Already employed in law enforcement for the city of Kaukauna, Romenesko knew right away that he wanted to write a proposal for a K-9 unit. “K-9” refers specifically to a dog that is trained to assist law enforcement officers. Romenesko explained that a K-9 unit helps protect officers, apprehend suspects and connect with the community in a positive way.
But the greatest use for a K-9 unit in Kaukauna would be to improve drug detection abilities for the Kaukauna Police Department and to deter drug use, sale and manufacturing in the city.
According to the Wisconsin Department of Health Services, heroin and other opioid-related deaths are an increasing problem in Wisconsin. The percentage of deaths in Wisconsin that involved heroin has increased from 5 percent in 2006 to nearly 30 percent in 2013, which is the most recent data collected by DHS.
Kaukauna is not immune from the state’s rising statistics, with Outagamie County among the top counties for the number of drug crimes in Wisconsin.
After researching K-9 use in combating drug-related deaths and crimes, Romenesko wrote his proposal for the class. But while most capstone projects are completed at the end of the semester, Romenesko’s work wasn’t over. After discussing it with his instructor, Jennifer Bucholz, Romenesko considered turning his idea into a reality. And that’s exactly what Romenesko did.
He presented the proposal to his department chief, assistant chief and lieutenant. Romenesko said he was a little shocked when all three responded with great enthusiasm. Bucholz, however, wasn’t as surprised.
“Tyler selected a real world problem and used sound research techniques to determine viability,” Bucholz said. “He had all the information necessary to move this project forward.”
With approval from the department, Romensko started a K-9 committee to present the proposal to the Kaukauna City Council and to help keep the project moving forward. The committee chair, Trevor Frank, also helped the cities of Appleton and Menasha raise money for their K-9 units.

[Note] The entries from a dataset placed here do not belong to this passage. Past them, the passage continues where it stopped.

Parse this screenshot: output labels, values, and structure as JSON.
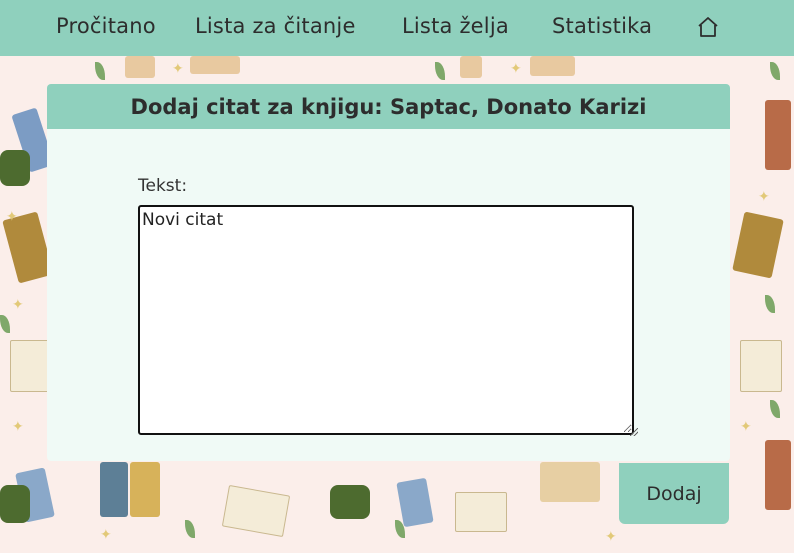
{
  "nav": {
    "items": [
      {
        "label": "Pročitano"
      },
      {
        "label": "Lista za čitanje"
      },
      {
        "label": "Lista želja"
      },
      {
        "label": "Statistika"
      }
    ],
    "home_icon": "home-icon"
  },
  "form": {
    "title": "Dodaj citat za knjigu: Saptac, Donato Karizi",
    "text_label": "Tekst:",
    "text_value": "Novi citat ",
    "submit_label": "Dodaj"
  },
  "colors": {
    "accent": "#8fd0bd",
    "card_bg": "#f0faf6",
    "page_bg": "#fbeeea"
  }
}
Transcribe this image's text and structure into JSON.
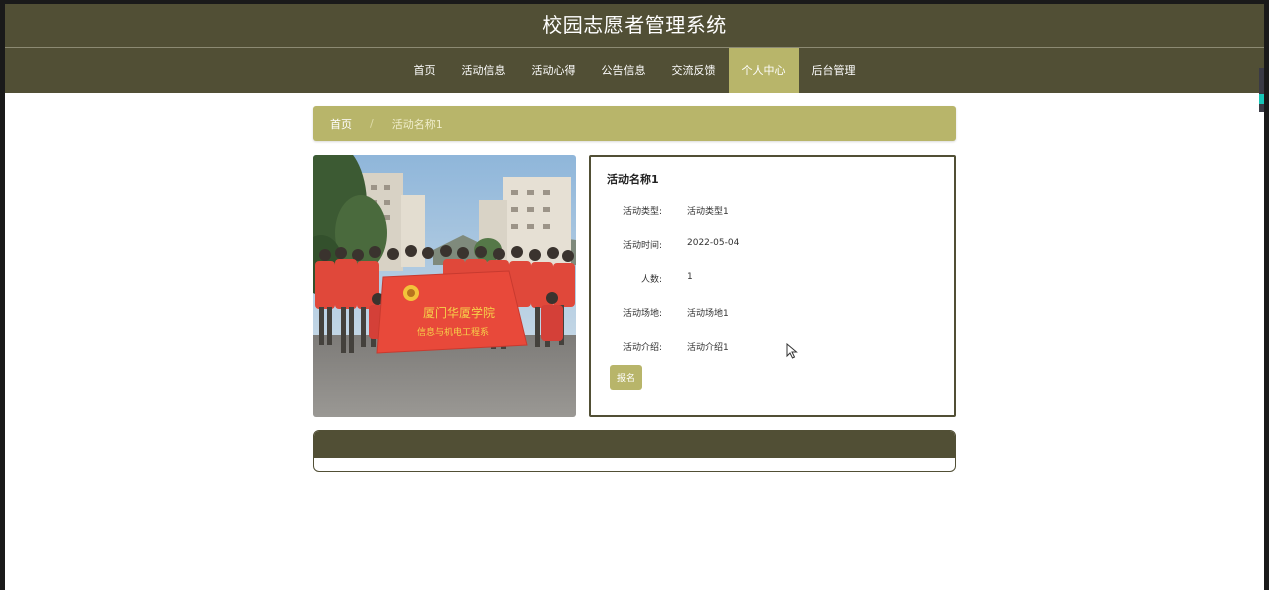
{
  "header": {
    "title": "校园志愿者管理系统"
  },
  "nav": {
    "items": [
      {
        "label": "首页"
      },
      {
        "label": "活动信息"
      },
      {
        "label": "活动心得"
      },
      {
        "label": "公告信息"
      },
      {
        "label": "交流反馈"
      },
      {
        "label": "个人中心"
      },
      {
        "label": "后台管理"
      }
    ],
    "active": "个人中心"
  },
  "breadcrumb": {
    "home": "首页",
    "separator": "/",
    "current": "活动名称1"
  },
  "photo": {
    "banner_line1": "厦门华厦学院",
    "banner_line2": "信息与机电工程系"
  },
  "detail": {
    "title": "活动名称1",
    "fields": [
      {
        "label": "活动类型:",
        "value": "活动类型1"
      },
      {
        "label": "活动时间:",
        "value": "2022-05-04"
      },
      {
        "label": "人数:",
        "value": "1"
      },
      {
        "label": "活动场地:",
        "value": "活动场地1"
      },
      {
        "label": "活动介绍:",
        "value": "活动介绍1"
      }
    ],
    "signup_label": "报名"
  },
  "colors": {
    "primary": "#514f35",
    "accent": "#b8b56a",
    "background": "#ffffff"
  },
  "icons": {
    "cursor": "mouse-pointer-icon",
    "banner_logo": "sunflower-icon"
  }
}
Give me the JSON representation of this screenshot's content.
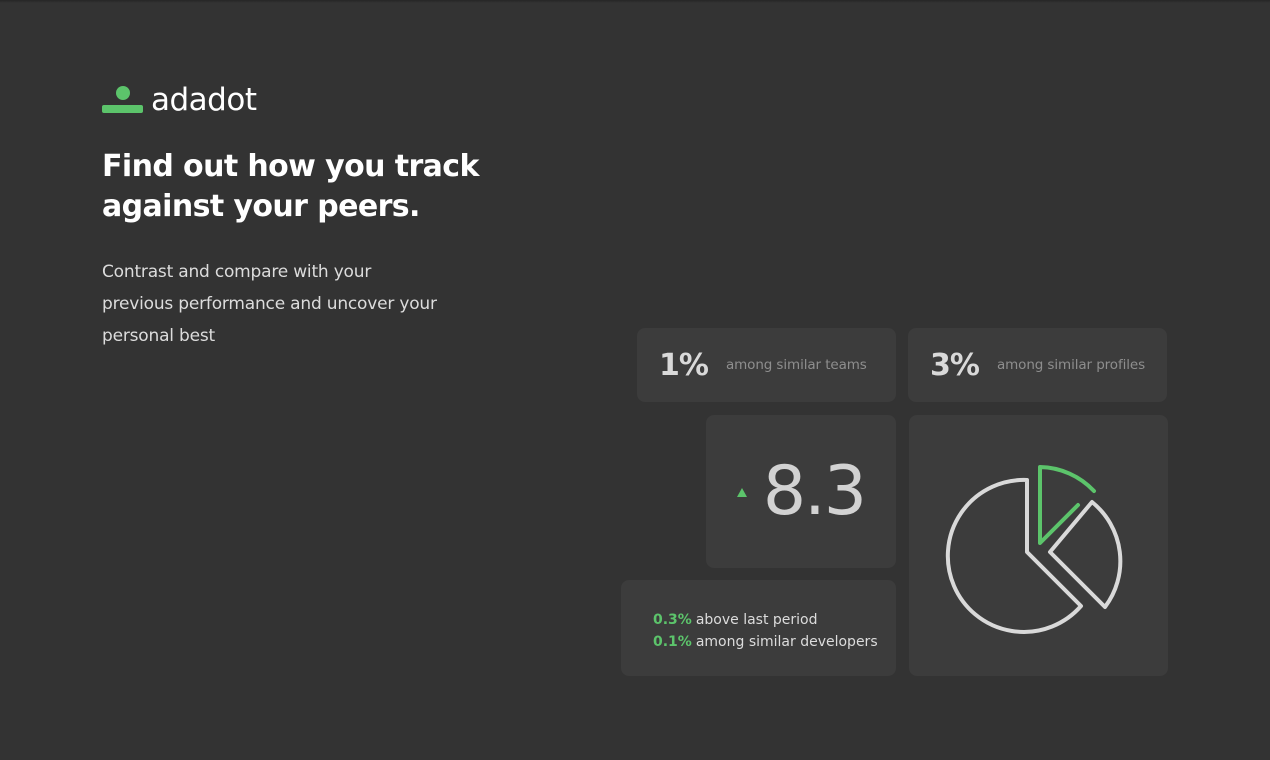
{
  "brand": {
    "name": "adadot",
    "accent": "#5cc46b",
    "logo_icon": "adadot-logo-icon"
  },
  "hero": {
    "headline": "Find out how you track against your peers.",
    "subtext": "Contrast and compare with your previous performance and uncover your personal best"
  },
  "stats": {
    "teams": {
      "value": "1%",
      "label": "among similar teams"
    },
    "profiles": {
      "value": "3%",
      "label": "among similar profiles"
    }
  },
  "score": {
    "value": "8.3",
    "trend_icon": "trend-up-icon",
    "trend_color": "#5cc46b"
  },
  "comparison": {
    "line1": {
      "value": "0.3%",
      "label": "above last period"
    },
    "line2": {
      "value": "0.1%",
      "label": "among similar developers"
    }
  },
  "pie": {
    "icon": "pie-chart-icon",
    "highlight_color": "#5cc46b",
    "outline_color": "#d9d9d9"
  },
  "colors": {
    "background": "#333333",
    "card": "#3c3c3c"
  }
}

“Knowing what I know about Kaukauna, I felt the need was definitely there,” Frank said. “I felt it was my civic responsibility to help out.”
The Kaukauna City Council approved the committee’s plan, provided the committee could raise $90,000 to cover the unit’s expenses for the first three years. After three years, the council agreed to cover the costs of maintaining the unit.
Romenesko took the project to the community, and he was amazed by their support. “This needed to be a community effort, and it has been,” he said.
From a high school fund drive that raised more than $17,000, to raffles and brat frys, Romenesko and his committee worked hard to raise the money. Some of the largest supporters came from local businesses.
“The businesses and citizens of Kaukauna have been generous, and it is a real community effort. Everyone from pre-school age children to local businesses have been so supportive. It is an impressively close-knit community,” Frank said.
The committee was able to raise the full amount of $90,000 in one year. The funds cover start up expenses like the handler’s salary, a car, equipment, and of course—the dog.
The Dutch Shepherd named Rocko and his handler Lucas Meyer spent six weeks this fall training in New Mexico. Their first day on the job in Kaukauna was Oct.1, 2015.
As Romenesko reflects to how this all began with a capstone project at UW Oshkosh, he thinks about the support of his community and the skills he built as a UW Oshkosh student.
“The Leadership and Organizational Studies program allowed me to better understand a project of this size,” Romensko said. “It also helped me understand that it would take the whole community to make it happen.”